Task details. Each line from the one that contains "Serialize everything readable" through the end of the entries should be repeated exactly, with nothing added.

Data for this task.
------------
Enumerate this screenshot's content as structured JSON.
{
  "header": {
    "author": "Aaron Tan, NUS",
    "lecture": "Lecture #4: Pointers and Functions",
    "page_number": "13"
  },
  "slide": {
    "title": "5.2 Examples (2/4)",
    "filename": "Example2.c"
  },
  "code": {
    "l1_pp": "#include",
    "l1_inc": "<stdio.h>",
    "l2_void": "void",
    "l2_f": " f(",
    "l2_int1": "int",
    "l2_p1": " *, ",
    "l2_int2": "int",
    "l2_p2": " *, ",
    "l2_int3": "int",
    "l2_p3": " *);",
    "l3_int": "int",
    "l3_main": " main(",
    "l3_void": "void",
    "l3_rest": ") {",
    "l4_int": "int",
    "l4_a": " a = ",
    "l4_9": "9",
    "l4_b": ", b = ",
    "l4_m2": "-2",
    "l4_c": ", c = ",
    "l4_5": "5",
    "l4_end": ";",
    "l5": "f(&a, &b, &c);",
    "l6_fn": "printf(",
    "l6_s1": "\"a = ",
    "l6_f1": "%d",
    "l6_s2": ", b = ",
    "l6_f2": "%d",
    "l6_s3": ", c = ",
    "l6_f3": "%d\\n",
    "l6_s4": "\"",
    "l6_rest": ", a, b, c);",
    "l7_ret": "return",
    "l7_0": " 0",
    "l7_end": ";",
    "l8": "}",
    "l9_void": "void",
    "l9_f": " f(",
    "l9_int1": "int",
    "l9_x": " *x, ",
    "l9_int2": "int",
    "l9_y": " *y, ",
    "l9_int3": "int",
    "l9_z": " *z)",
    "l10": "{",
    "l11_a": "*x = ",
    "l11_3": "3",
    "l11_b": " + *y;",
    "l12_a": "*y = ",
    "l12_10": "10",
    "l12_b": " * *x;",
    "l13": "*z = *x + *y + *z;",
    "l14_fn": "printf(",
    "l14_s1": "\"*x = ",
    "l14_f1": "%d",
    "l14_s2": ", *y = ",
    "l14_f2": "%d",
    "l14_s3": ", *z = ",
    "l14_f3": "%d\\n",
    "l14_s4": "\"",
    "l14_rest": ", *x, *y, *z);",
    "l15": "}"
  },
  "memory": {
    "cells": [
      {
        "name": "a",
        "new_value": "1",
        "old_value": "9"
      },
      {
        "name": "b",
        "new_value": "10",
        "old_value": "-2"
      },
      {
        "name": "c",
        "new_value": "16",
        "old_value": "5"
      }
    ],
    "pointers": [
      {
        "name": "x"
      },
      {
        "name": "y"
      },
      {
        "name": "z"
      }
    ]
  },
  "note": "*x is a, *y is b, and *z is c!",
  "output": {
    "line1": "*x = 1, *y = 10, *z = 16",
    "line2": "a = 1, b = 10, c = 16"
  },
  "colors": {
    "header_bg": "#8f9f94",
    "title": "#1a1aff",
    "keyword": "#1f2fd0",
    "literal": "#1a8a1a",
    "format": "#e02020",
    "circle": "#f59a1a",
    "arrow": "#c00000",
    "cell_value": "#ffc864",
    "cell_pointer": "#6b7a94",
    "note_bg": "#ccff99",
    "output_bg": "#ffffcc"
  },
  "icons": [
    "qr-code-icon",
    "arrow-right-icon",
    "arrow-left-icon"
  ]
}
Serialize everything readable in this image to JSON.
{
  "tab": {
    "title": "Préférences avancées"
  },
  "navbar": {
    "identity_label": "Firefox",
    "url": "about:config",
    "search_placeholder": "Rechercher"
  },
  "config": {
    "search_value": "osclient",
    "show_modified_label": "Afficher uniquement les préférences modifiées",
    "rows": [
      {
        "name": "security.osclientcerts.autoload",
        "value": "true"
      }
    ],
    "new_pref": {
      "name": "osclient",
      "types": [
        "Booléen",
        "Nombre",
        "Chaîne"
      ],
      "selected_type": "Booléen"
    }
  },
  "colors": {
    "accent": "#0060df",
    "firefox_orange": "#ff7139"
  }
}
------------
Output of the task.
Serialize everything readable in this image to JSON.
{
  "tab": {
    "title": "Préférences avancées"
  },
  "navbar": {
    "identity_label": "Firefox",
    "url": "about:config",
    "search_placeholder": "Rechercher"
  },
  "config": {
    "search_value": "osclient",
    "show_modified_label": "Afficher uniquement les préférences modifiées",
    "rows": [
      {
        "name": "security.osclientcerts.autoload",
        "value": "true"
      }
    ],
    "new_pref": {
      "name": "osclient",
      "types": [
        "Booléen",
        "Nombre",
        "Chaîne"
      ],
      "selected_type": "Booléen"
    }
  },
  "colors": {
    "accent": "#0060df",
    "firefox_orange": "#ff7139"
  }
}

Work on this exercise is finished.